Is it Hatch chile or New Mexico chile?
The answer to this question primarily depends on who you ask. Hatch is known as the chile capital of the world for a reason. Although it is a small town of only about 1,000 people, it is almost entirely dedicated to chile production and sales. The town really comes alive during the chile season, then slips into a quiet slumber once the harvest season is done. Hatch chile is certainly more easy to say than New Mexico chile, but there are many great chile growing regions around New Mexico. For this region, we primarily use the term New Mexico chile, as Hatch chile is quite specific, and not always the best chile available in New Mexico, depending on what stage of the chile season it is.
How to use New Mexico chile?
In New Mexico, we use our chile for almost every meal, from breakfast to a midnight snack. People buy different heat levels of chile based on their spice preference, then roast them and stick them in freezer bags to use throughout the rest of the year. Another popular way of storing roasted chile is to dry it, whether by the sun or using a dehydrator. Chile pasado is what this type of chile is called, and it is a great addition to green chile sauces and stews. Many people like making green chile sauce, but simply chopping roasted chile and using it as a topping works great too! With dried red chile pods, it is typically destemmed and deseeded, then boiled and blended. This red sauce is a favorite for making enchiladas.
What makes New Mexican chile special?

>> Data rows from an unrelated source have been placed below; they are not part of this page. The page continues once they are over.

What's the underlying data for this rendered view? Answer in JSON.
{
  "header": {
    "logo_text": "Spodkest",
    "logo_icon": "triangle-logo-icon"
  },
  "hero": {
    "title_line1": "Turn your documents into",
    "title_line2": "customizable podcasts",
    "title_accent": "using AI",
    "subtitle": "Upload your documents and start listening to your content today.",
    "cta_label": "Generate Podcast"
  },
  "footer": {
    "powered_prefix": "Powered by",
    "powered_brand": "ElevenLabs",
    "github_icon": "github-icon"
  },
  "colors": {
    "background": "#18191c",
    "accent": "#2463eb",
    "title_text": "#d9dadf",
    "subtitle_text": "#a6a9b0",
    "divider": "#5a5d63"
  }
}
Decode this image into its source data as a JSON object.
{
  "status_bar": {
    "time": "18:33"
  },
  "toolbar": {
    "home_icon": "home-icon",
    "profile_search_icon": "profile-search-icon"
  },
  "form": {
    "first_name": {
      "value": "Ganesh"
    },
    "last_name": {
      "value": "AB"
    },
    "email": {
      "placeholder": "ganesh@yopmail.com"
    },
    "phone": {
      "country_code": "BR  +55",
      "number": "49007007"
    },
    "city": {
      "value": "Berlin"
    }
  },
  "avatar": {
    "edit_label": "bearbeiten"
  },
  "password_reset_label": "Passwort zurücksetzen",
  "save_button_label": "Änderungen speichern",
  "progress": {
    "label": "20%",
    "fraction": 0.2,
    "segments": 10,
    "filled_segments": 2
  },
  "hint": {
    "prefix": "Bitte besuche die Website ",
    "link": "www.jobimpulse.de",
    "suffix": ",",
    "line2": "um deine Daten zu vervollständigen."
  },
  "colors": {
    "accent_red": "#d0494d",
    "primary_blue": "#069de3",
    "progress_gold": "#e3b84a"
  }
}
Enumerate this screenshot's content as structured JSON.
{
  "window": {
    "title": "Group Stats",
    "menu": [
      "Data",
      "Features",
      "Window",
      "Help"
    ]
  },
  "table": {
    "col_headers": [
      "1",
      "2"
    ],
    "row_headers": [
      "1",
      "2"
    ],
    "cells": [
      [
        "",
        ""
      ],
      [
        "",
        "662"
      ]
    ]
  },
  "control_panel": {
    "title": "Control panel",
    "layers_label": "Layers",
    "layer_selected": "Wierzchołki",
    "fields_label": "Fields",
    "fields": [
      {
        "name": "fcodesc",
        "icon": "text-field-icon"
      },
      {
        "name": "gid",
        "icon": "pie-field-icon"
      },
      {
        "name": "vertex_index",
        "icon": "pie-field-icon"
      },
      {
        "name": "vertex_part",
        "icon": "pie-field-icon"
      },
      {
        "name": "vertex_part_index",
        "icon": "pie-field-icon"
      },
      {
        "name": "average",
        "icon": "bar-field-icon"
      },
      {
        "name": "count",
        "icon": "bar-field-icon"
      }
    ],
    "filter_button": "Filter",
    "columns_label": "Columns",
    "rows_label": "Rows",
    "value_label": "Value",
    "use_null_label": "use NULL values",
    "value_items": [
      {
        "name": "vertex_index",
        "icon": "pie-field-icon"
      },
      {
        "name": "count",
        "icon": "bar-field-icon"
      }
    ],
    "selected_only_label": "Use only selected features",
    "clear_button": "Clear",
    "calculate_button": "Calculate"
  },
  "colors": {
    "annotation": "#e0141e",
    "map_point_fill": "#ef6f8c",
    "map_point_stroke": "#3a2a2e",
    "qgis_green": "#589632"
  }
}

The growing regions are wonderfully suited to grow chile peppers, but what makes our chiles in New Mexico so unique is the flavor and size. They have a nice herbal earthy flavor, that really comes together when roasted. Chile varieties in New Mexico are also typically bigger than anywhere else in the world, with Big Jim, a medium heat variety, holding the record for largest chili pepper in the world. Because of the size and lack of insane heat, it is perfect for chile focused dishes, such as chile rellenos. In the world, many cuisines enjoy their spice, but nowhere uses chile as much as New Mexico. The question, “red or green?” is our state question for a reason, as it will be asked at nearly every New Mexican restaurant every day. Although I don’t have data, I imaging the average New Mexican eats chile with 2 meals a day, and eating green or red New Mexico chile with every single meal is not unusual at all.